Cosby and Poussaint pull their punches on marriage.
After starting off strong pushing African-American men to step and be good fathers and role models, they wimp out on pushing them to be husbands.
In the crucial chapter on raising children, they let Dr. Xylina Bean, a neonatologist in Compton, CA, do the heavy lifting. She calls "each and every one of you" to be responsible for raising kids. Her list, though, betrays the reality that she doesn't really expect married parents to be the core of the childrearing team, nor does she really expect men to carry half the load. She specifically calls on grandparents, aunts, uncles, neighbors, "play aunts" and "God aunts." Dr. Bean speaks bluntly to young black women to choose their baby daddies carefully. Not their husbands. No mention of husbands.
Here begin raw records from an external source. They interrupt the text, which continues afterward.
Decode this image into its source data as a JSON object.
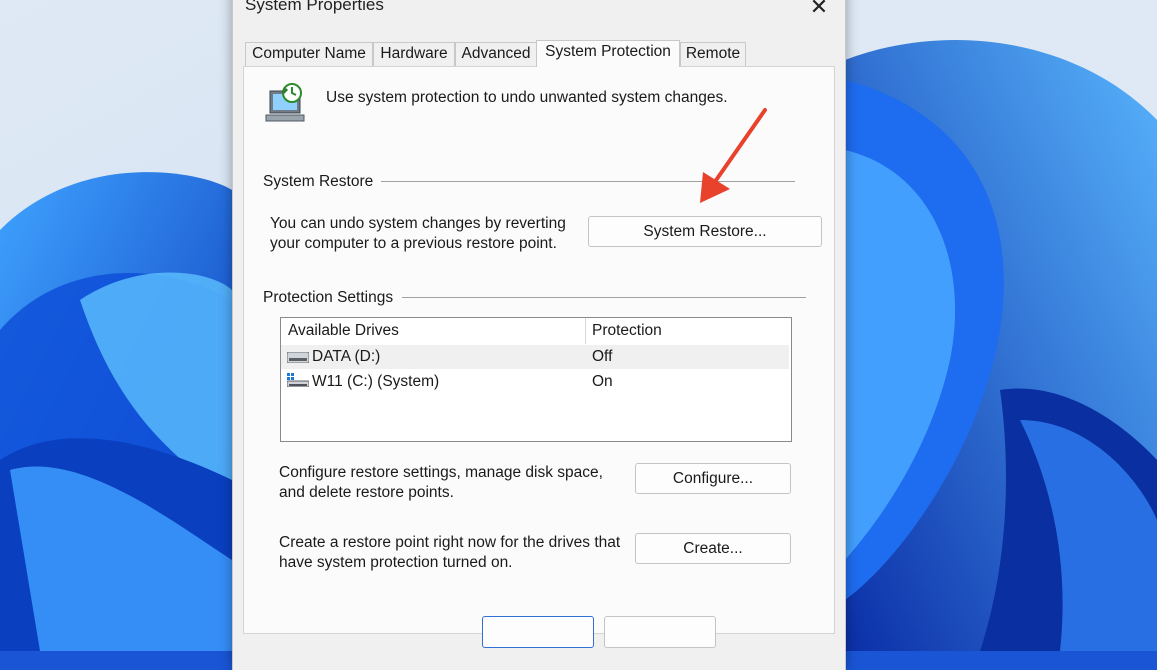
{
  "window": {
    "title": "System Properties",
    "close_glyph": "✕"
  },
  "tabs": [
    {
      "label": "Computer Name",
      "active": false
    },
    {
      "label": "Hardware",
      "active": false
    },
    {
      "label": "Advanced",
      "active": false
    },
    {
      "label": "System Protection",
      "active": true
    },
    {
      "label": "Remote",
      "active": false
    }
  ],
  "intro": {
    "text": "Use system protection to undo unwanted system changes."
  },
  "system_restore": {
    "group_label": "System Restore",
    "desc_line1": "You can undo system changes by reverting",
    "desc_line2": "your computer to a previous restore point.",
    "button_label": "System Restore..."
  },
  "protection": {
    "group_label": "Protection Settings",
    "columns": [
      "Available Drives",
      "Protection"
    ],
    "drives": [
      {
        "name": "DATA (D:)",
        "protection": "Off",
        "icon": "drive-icon"
      },
      {
        "name": "W11 (C:) (System)",
        "protection": "On",
        "icon": "windows-drive-icon"
      }
    ],
    "configure_line1": "Configure restore settings, manage disk space,",
    "configure_line2": "and delete restore points.",
    "configure_button": "Configure...",
    "create_line1": "Create a restore point right now for the drives that",
    "create_line2": "have system protection turned on.",
    "create_button": "Create..."
  },
  "annotation": {
    "arrow_color": "#e8412c"
  },
  "colors": {
    "wallpaper_blue": "#1a55d6",
    "dialog_bg": "#f0f0f0"
  }
}
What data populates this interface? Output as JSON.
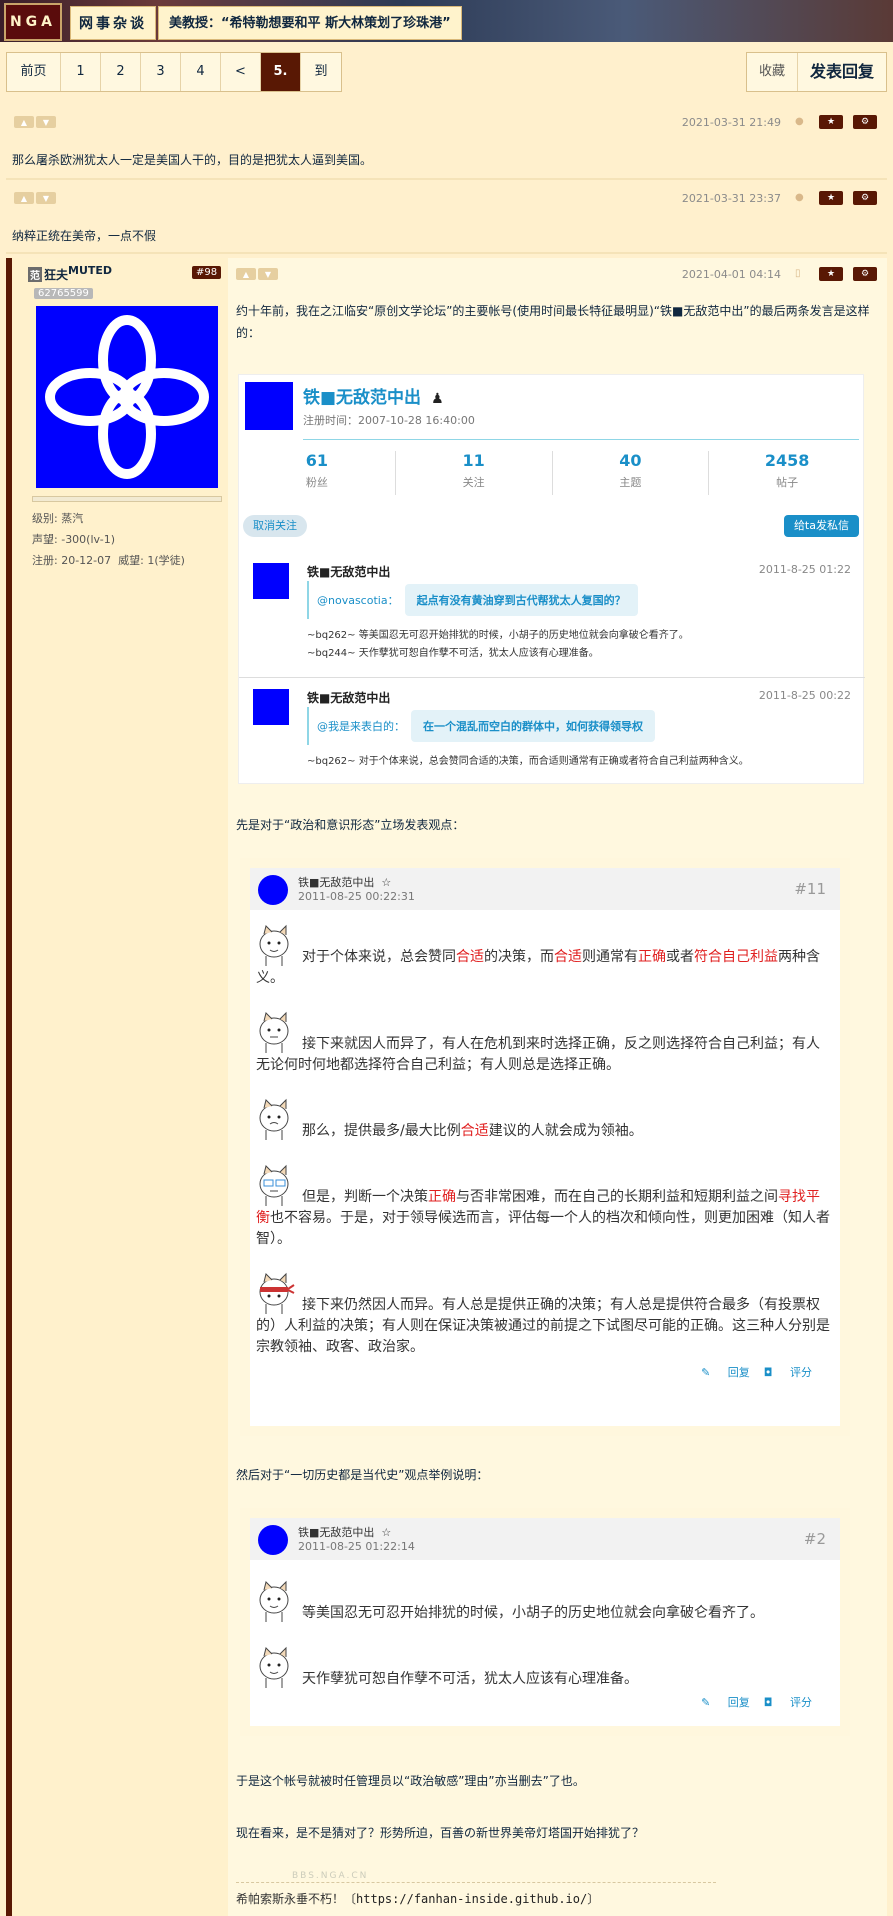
{
  "header": {
    "logo": "NGA",
    "forum": "网事杂谈",
    "title": "美教授：“希特勒想要和平 斯大林策划了珍珠港”"
  },
  "pager": {
    "first": "前页",
    "pages": [
      "1",
      "2",
      "3",
      "4"
    ],
    "prev": "<",
    "current": "5.",
    "goto": "到"
  },
  "actions": {
    "favorite": "收藏",
    "reply": "发表回复"
  },
  "replies": [
    {
      "time": "2021-03-31 21:49",
      "text": "那么屠杀欧洲犹太人一定是美国人干的，目的是把犹太人逼到美国。"
    },
    {
      "time": "2021-03-31 23:37",
      "text": "纳粹正统在美帝，一点不假"
    }
  ],
  "post": {
    "badge": "范",
    "author": "狂夫",
    "muted": "MUTED",
    "number": "#98",
    "uid": "62765599",
    "level_label": "级别:",
    "level": "蒸汽",
    "fame_label": "声望:",
    "fame": "-300(lv-1)",
    "reg_label": "注册:",
    "reg": "20-12-07",
    "power_label": "威望:",
    "power": "1(学徒)",
    "time": "2021-04-01 04:14",
    "intro": "约十年前，我在之江临安“原创文学论坛”的主要帐号(使用时间最长特征最明显)“铁■无敌范中出”的最后两条发言是这样的：",
    "card": {
      "name": "铁■无敌范中出",
      "reg": "注册时间：2007-10-28 16:40:00",
      "stats": [
        {
          "num": "61",
          "label": "粉丝"
        },
        {
          "num": "11",
          "label": "关注"
        },
        {
          "num": "40",
          "label": "主题"
        },
        {
          "num": "2458",
          "label": "帖子"
        }
      ],
      "unfollow": "取消关注",
      "pm": "给ta发私信",
      "messages": [
        {
          "name": "铁■无敌范中出",
          "time": "2011-8-25 01:22",
          "at": "@novascotia：",
          "quote": "起点有没有黄油穿到古代帮犹太人复国的？",
          "lines": [
            "~bq262~ 等美国忍无可忍开始排犹的时候，小胡子的历史地位就会向拿破仑看齐了。",
            "~bq244~ 天作孽犹可恕自作孽不可活，犹太人应该有心理准备。"
          ]
        },
        {
          "name": "铁■无敌范中出",
          "time": "2011-8-25 00:22",
          "at": "@我是来表白的：",
          "quote": "在一个混乱而空白的群体中，如何获得领导权",
          "lines": [
            "~bq262~ 对于个体来说，总会赞同合适的决策，而合适则通常有正确或者符合自己利益两种含义。"
          ]
        }
      ]
    },
    "para1": "先是对于“政治和意识形态”立场发表观点：",
    "quote1": {
      "name": "铁■无敌范中出",
      "star": "☆",
      "time": "2011-08-25 00:22:31",
      "no": "#11",
      "p1a": "对于个体来说，总会赞同",
      "p1b": "合适",
      "p1c": "的决策，而",
      "p1d": "合适",
      "p1e": "则通常有",
      "p1f": "正确",
      "p1g": "或者",
      "p1h": "符合自己利益",
      "p1i": "两种含义。",
      "p2": "接下来就因人而异了，有人在危机到来时选择正确，反之则选择符合自己利益；有人无论何时何地都选择符合自己利益；有人则总是选择正确。",
      "p3a": "那么，提供最多/最大比例",
      "p3b": "合适",
      "p3c": "建议的人就会成为领袖。",
      "p4a": "但是，判断一个决策",
      "p4b": "正确",
      "p4c": "与否非常困难，而在自己的长期利益和短期利益之间",
      "p4d": "寻找平衡",
      "p4e": "也不容易。于是，对于领导候选而言，评估每一个人的档次和倾向性，则更加困难（知人者智）。",
      "p5": "接下来仍然因人而异。有人总是提供正确的决策；有人总是提供符合最多（有投票权的）人利益的决策；有人则在保证决策被通过的前提之下试图尽可能的正确。这三种人分别是宗教领袖、政客、政治家。",
      "reply": "回复",
      "rate": "评分"
    },
    "para2": "然后对于“一切历史都是当代史”观点举例说明：",
    "quote2": {
      "name": "铁■无敌范中出",
      "star": "☆",
      "time": "2011-08-25 01:22:14",
      "no": "#2",
      "p1": "等美国忍无可忍开始排犹的时候，小胡子的历史地位就会向拿破仑看齐了。",
      "p2": "天作孽犹可恕自作孽不可活，犹太人应该有心理准备。",
      "reply": "回复",
      "rate": "评分"
    },
    "para3": "于是这个帐号就被时任管理员以“政治敏感”理由”亦当删去”了也。",
    "para4": "现在看来，是不是猜对了？形势所迫，百善の新世界美帝灯塔国开始排犹了？",
    "watermark": "BBS.NGA.CN",
    "signature": "希帕索斯永垂不朽！",
    "sig_url": "https://fanhan-inside.github.io/"
  }
}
Cosby and Poussaint open the book with a strong condemnation of the huge decline in black marriages, and the bad consequences this has for kids. Their positive program, though, only calls on everyone to rebuild childrearing. They shy away from the most effective childrearing program: rebuilding marriage.